We suggest that engineering should be viewed as an experimental process. It is not, of course, an experiment conducted solely in a laboratory under controlled conditions.

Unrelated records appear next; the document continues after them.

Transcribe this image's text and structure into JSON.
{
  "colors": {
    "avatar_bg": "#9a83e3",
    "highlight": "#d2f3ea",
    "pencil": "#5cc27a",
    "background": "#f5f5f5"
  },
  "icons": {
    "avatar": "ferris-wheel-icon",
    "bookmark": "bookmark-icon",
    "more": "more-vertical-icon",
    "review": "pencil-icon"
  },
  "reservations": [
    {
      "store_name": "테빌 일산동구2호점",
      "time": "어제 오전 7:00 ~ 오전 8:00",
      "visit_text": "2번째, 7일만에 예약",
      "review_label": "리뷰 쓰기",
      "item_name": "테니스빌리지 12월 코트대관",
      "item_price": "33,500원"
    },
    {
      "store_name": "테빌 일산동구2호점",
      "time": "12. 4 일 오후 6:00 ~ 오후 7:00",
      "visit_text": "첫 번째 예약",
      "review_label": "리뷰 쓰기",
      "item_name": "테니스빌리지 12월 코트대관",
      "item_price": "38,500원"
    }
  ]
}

Rather, it is an experiment on a social scale involving human subjects. — Mike Martin and Roland Schinzinger
All projects are expected to be completed by

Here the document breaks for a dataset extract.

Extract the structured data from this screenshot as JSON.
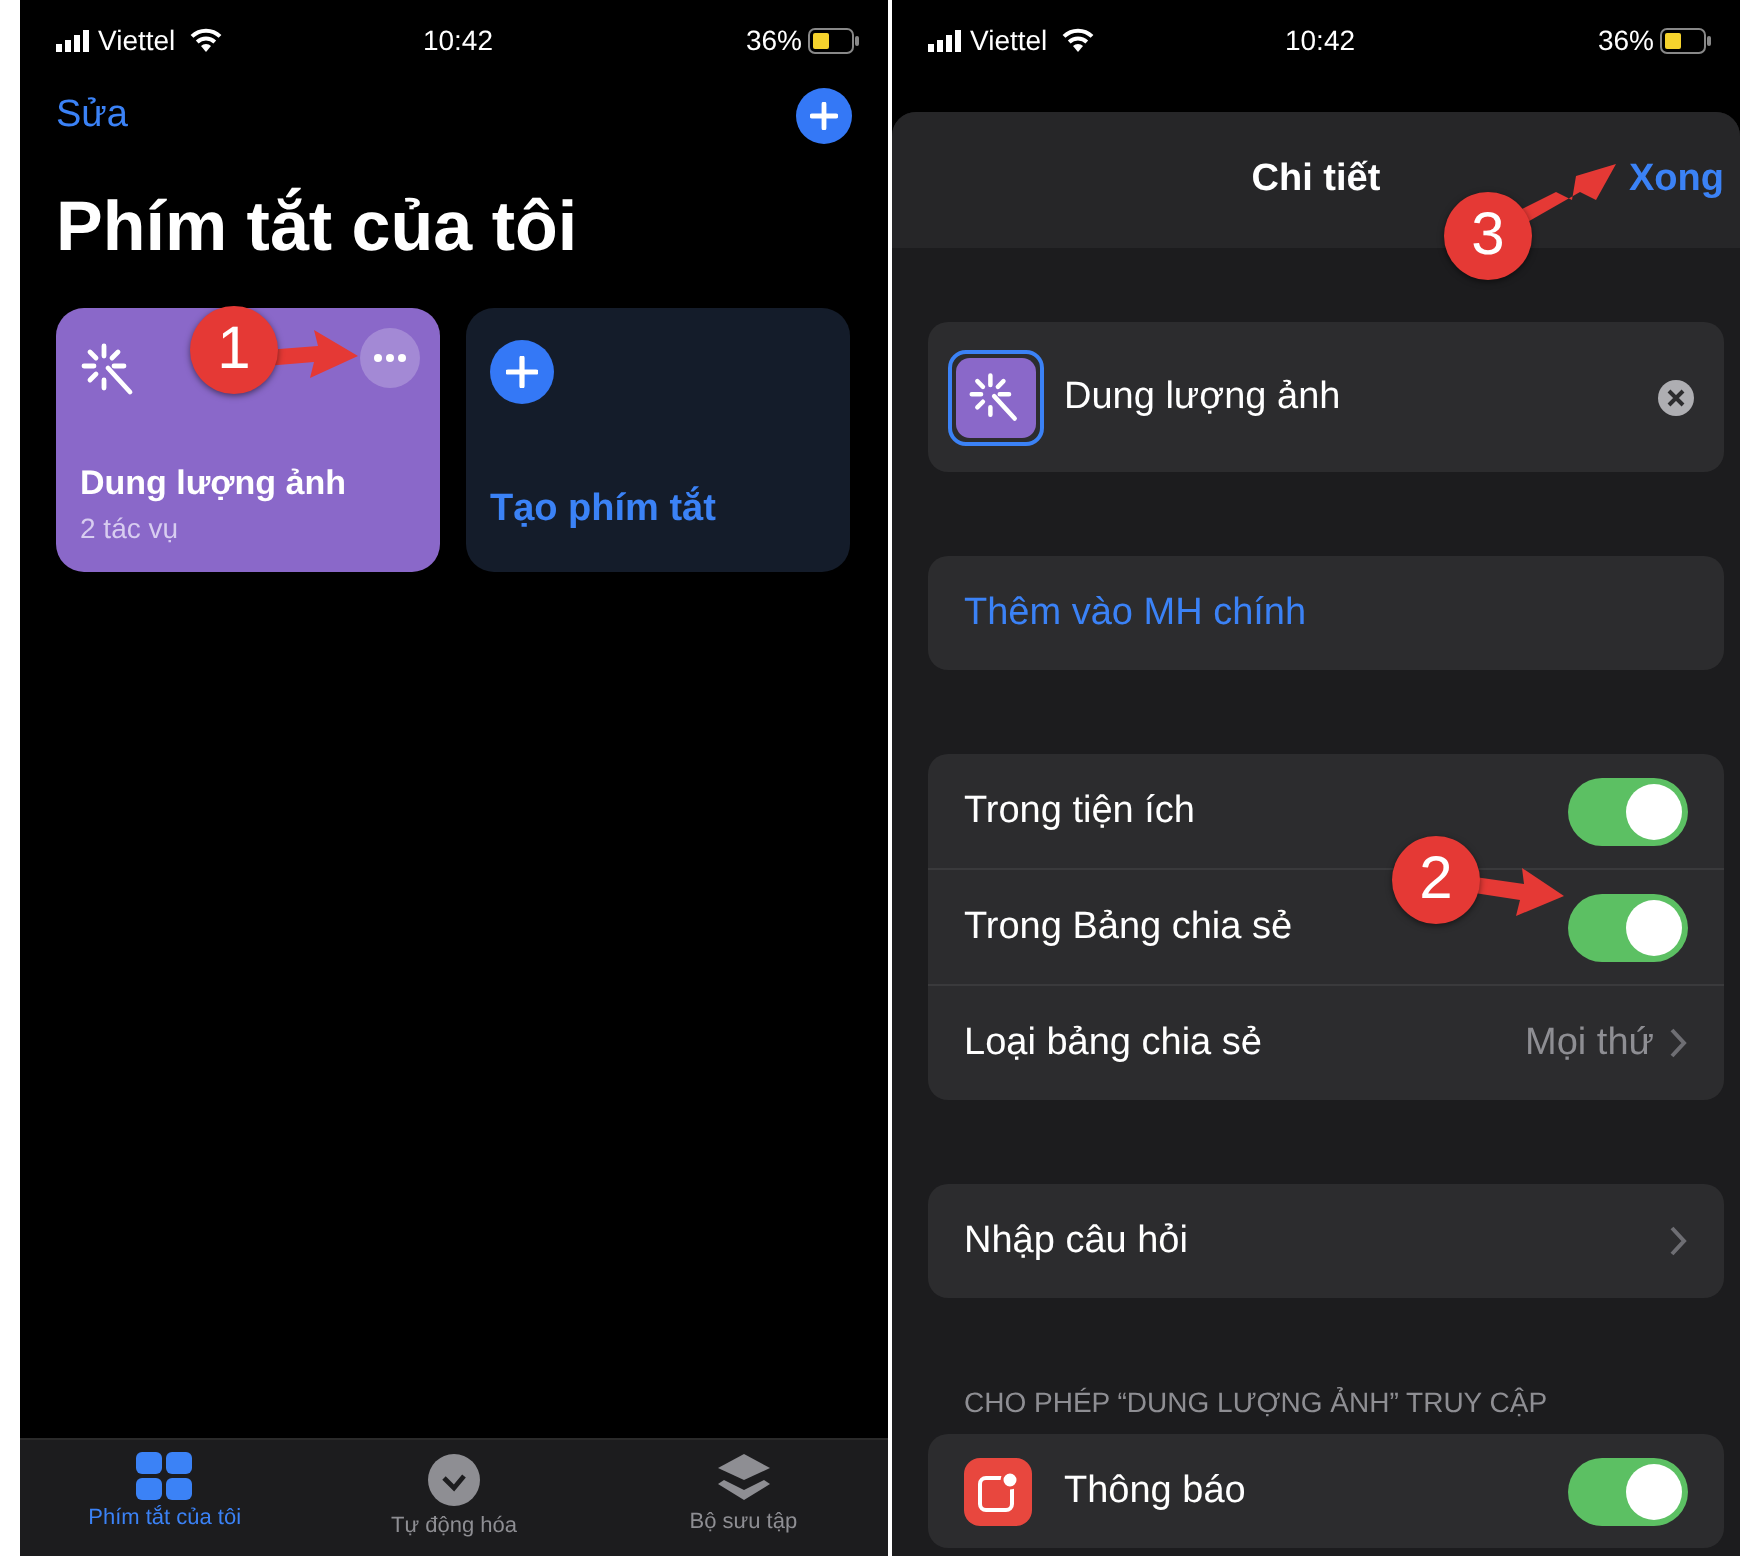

pushing your code to the course Gitlab server by the end of the day given as the due date (i.e., 11:59:59pm).
- You will not "submit" projects as in other CompSci classes, instead you will be graded only on what is pushed on the

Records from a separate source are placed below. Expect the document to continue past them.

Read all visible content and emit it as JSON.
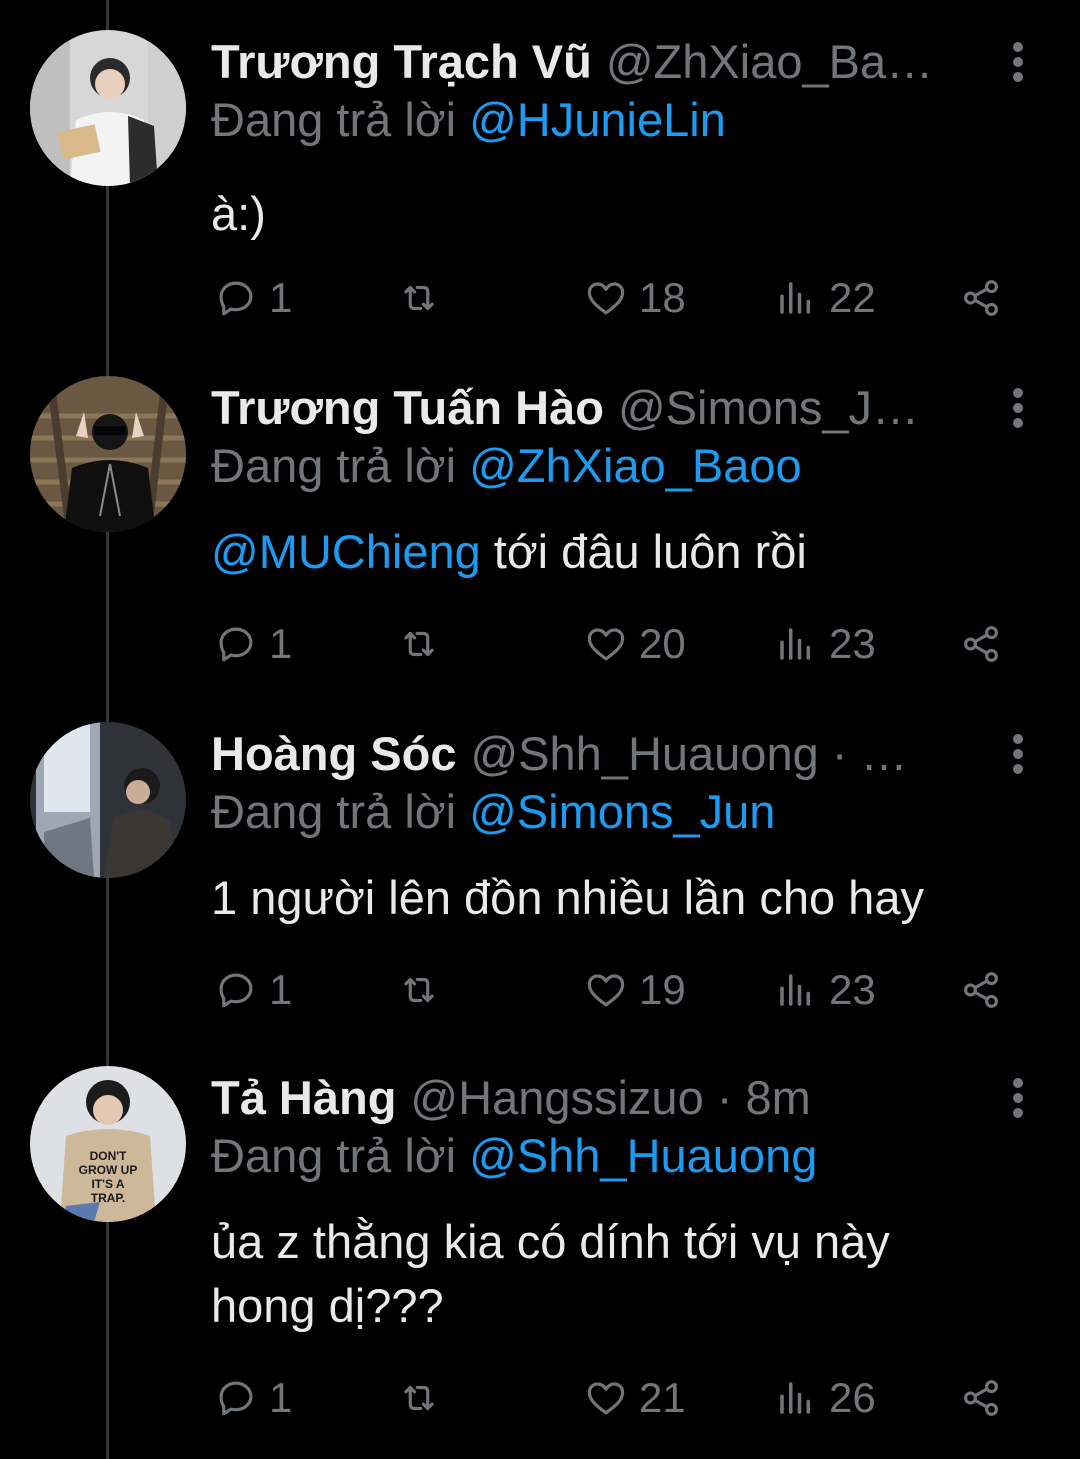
{
  "action_labels": {
    "reply": "reply",
    "retweet": "retweet",
    "like": "like",
    "views": "views",
    "share": "share"
  },
  "tweets": [
    {
      "display_name": "Trương Trạch Vũ",
      "handle": "@ZhXiao_Ba…",
      "reply_prefix": "Đang trả lời",
      "reply_to": "@HJunieLin",
      "text_mention": "",
      "text": "à:)",
      "counts": {
        "reply": "1",
        "like": "18",
        "views": "22"
      },
      "avatar_colors": {
        "bg": "#d9d9d9",
        "fg": "#222222",
        "accent": "#f2f2f2"
      }
    },
    {
      "display_name": "Trương Tuấn Hào",
      "handle": "@Simons_J…",
      "reply_prefix": "Đang trả lời",
      "reply_to": "@ZhXiao_Baoo",
      "text_mention": "@MUChieng",
      "text": " tới đâu luôn rồi",
      "counts": {
        "reply": "1",
        "like": "20",
        "views": "23"
      },
      "avatar_colors": {
        "bg": "#6b5a45",
        "fg": "#111111",
        "accent": "#a89275"
      }
    },
    {
      "display_name": "Hoàng Sóc",
      "handle": "@Shh_Huauong · …",
      "reply_prefix": "Đang trả lời",
      "reply_to": "@Simons_Jun",
      "text_mention": "",
      "text": "1 người lên đồn nhiều lần cho hay",
      "counts": {
        "reply": "1",
        "like": "19",
        "views": "23"
      },
      "avatar_colors": {
        "bg": "#3a3d44",
        "fg": "#1a1a1a",
        "accent": "#cfd6e0"
      }
    },
    {
      "display_name": "Tả Hàng",
      "handle": "@Hangssizuo · 8m",
      "reply_prefix": "Đang trả lời",
      "reply_to": "@Shh_Huauong",
      "text_mention": "",
      "text": "ủa z thằng kia có dính tới vụ này hong dị???",
      "counts": {
        "reply": "1",
        "like": "21",
        "views": "26"
      },
      "avatar_colors": {
        "bg": "#dfe3e8",
        "fg": "#1b1b1b",
        "accent": "#c9b79a"
      }
    }
  ],
  "avatar_sweater_text": "DON'T GROW UP IT'S A TRAP",
  "colors": {
    "background": "#000000",
    "primary_text": "#e7e9ea",
    "secondary_text": "#71767b",
    "accent": "#1d9bf0",
    "thread_line": "#333639"
  }
}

main branch of your project's repository
- You are responsible for ensuring that all files are correctly pushed to the repository on time so we recommend you push code to your repository very regularly (at least daily) to avoid excuses such as "my computer crashed"
- All files must include your name
- Update APT System
- LLM Learning Assistant
- Update Online "Book"
- Final Project
Files to Submit
You should submit only
- code files
- data files (json, xml, or csv)
- text files (md or txt)
- image files (gif, jpg, or png)
- sound files (mp3, au, or wav)
Make sure to give credit where credit is due: all asset files (images, sounds, etc.) must
Each project must be in a separate folder that includes a README file (either plain text or Markdown) that includes:
- your name and Net ID
- date you started, date you finished, and an estimate of the number of hours worked on the project
- list of the students with whom you discussed the assignment
In accordance with the Collaboration Policy, you are expected to keep track of anyone with whom you have had a significant conversation about your work
- any books, papers, or online resources that you consulted
- any assets (code, images, or sounds) used including links to the original work
- how to run the program
- any data or resource files required by the project (including format of non-standard files)
- any information about using the program (e.g., required resource files, key inputs, interesting example data files, or Easter eggs)
- any known bugs, crashes, or problems with the project's functionality
- any noteworthy features (so we do not miss them in the grading)
- any decisions, assumptions, or responses to user feedback that impact the project's value
You will lose points on your assignment if it does not include a proper README file. Here is a template to get you started.
We would appreciate it if you also included your impressions of the assignment to help improve it in the future.